(DATA PROVIDED Opens)
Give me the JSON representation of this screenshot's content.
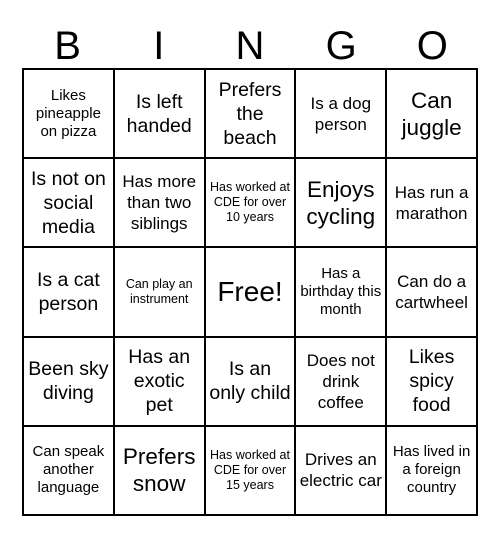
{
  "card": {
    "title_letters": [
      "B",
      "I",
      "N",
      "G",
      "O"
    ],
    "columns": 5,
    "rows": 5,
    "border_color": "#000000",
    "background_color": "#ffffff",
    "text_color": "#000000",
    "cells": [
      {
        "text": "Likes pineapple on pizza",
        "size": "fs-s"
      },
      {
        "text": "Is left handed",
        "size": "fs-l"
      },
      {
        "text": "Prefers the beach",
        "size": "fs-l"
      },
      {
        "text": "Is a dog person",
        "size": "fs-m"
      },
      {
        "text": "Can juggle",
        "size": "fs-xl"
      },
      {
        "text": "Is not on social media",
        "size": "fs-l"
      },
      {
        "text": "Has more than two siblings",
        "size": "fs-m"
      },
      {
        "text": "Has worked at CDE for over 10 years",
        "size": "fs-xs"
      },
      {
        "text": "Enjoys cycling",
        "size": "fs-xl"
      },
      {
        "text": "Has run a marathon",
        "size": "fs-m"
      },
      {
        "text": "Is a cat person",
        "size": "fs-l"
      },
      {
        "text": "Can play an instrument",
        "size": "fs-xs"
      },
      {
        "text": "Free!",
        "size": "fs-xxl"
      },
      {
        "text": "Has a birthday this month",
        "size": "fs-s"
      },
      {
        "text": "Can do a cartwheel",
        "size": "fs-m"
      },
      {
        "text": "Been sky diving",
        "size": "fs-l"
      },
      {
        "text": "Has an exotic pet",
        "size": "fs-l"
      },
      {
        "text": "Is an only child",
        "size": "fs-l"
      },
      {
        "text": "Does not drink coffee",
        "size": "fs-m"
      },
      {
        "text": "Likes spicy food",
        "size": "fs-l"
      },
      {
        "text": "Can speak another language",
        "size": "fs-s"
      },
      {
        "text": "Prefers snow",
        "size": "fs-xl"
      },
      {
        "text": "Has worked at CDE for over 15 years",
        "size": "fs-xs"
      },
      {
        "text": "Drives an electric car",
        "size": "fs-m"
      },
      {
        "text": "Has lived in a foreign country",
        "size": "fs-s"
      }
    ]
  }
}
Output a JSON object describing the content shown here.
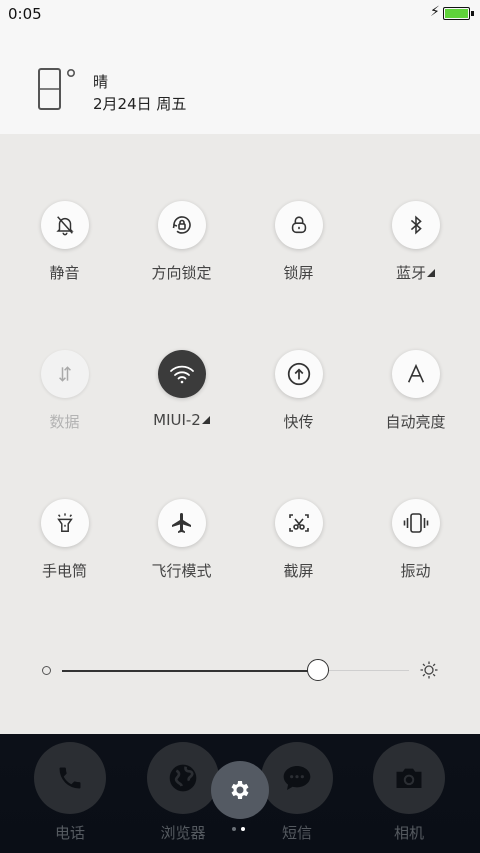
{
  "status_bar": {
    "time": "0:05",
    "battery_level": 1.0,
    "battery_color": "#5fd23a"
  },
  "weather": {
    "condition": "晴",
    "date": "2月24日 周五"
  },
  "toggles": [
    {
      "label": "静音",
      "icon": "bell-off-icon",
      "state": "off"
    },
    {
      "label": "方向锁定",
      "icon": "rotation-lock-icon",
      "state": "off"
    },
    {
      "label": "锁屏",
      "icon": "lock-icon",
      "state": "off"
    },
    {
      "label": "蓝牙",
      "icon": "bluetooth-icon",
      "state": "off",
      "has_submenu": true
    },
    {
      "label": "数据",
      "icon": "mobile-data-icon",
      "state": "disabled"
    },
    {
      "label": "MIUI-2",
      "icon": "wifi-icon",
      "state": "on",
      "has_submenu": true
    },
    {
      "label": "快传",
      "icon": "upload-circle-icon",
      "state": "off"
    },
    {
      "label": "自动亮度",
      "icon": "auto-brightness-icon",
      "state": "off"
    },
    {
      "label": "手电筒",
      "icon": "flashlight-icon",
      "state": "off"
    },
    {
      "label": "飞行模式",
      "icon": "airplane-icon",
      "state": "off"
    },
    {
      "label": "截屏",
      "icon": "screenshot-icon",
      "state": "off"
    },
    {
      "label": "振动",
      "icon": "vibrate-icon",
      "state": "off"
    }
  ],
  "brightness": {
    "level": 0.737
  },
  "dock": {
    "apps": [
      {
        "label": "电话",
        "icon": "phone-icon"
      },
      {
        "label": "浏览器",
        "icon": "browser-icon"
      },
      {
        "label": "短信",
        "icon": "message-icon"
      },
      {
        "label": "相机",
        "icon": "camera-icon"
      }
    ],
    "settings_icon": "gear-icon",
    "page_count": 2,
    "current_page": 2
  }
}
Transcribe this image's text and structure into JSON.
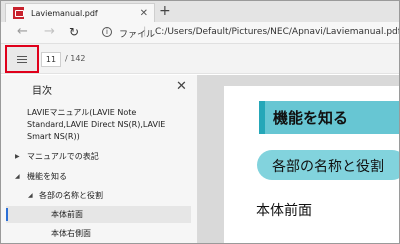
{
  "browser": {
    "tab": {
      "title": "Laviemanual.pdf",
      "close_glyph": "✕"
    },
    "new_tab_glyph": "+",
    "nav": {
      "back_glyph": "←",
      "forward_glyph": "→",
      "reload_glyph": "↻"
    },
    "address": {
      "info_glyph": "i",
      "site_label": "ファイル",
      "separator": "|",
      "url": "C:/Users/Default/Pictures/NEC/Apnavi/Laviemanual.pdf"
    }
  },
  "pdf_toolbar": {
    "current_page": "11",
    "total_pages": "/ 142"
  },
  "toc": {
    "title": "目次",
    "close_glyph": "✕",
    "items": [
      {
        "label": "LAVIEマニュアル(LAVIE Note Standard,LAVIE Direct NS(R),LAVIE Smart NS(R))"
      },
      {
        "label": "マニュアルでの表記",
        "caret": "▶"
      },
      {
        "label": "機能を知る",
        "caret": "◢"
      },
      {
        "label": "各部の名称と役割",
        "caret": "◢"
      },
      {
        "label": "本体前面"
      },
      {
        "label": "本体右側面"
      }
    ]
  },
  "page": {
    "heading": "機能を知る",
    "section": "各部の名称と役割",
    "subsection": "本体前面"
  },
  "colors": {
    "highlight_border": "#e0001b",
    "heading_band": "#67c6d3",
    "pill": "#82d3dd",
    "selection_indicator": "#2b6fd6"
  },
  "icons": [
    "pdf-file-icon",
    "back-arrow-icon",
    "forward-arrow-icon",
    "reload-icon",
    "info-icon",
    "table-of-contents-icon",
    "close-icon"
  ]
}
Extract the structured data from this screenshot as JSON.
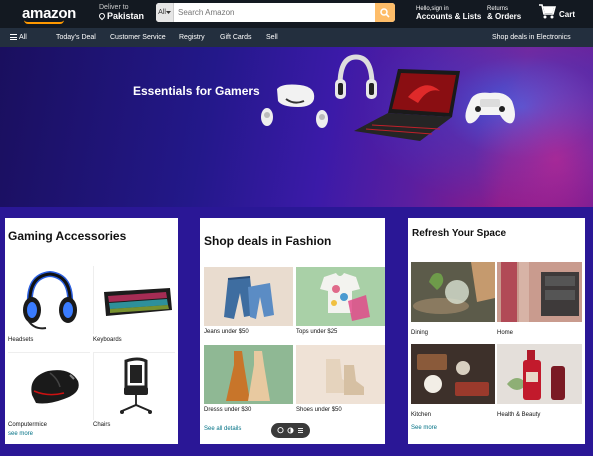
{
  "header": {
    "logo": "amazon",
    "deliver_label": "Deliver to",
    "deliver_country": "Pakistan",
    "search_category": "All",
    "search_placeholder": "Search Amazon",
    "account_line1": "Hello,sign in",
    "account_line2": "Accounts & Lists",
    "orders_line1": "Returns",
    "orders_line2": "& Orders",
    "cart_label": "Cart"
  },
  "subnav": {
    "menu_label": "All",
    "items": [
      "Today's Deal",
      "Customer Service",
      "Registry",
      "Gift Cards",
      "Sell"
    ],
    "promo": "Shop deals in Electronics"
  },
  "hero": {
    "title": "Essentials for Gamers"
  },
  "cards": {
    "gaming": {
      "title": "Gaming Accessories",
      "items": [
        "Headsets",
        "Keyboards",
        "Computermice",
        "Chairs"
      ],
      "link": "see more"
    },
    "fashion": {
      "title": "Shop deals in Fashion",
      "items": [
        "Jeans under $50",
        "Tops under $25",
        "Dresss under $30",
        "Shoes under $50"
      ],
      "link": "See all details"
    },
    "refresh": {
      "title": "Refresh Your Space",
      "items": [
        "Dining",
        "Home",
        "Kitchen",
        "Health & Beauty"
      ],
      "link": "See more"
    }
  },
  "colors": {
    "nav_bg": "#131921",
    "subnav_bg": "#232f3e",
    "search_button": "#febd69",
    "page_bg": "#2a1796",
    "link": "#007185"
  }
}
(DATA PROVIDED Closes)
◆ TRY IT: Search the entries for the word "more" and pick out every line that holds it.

◆ SOLUTION FOR THIS EXERCISE:
        "text": "Has more than two siblings",
      "link": "see more"
      "link": "See more"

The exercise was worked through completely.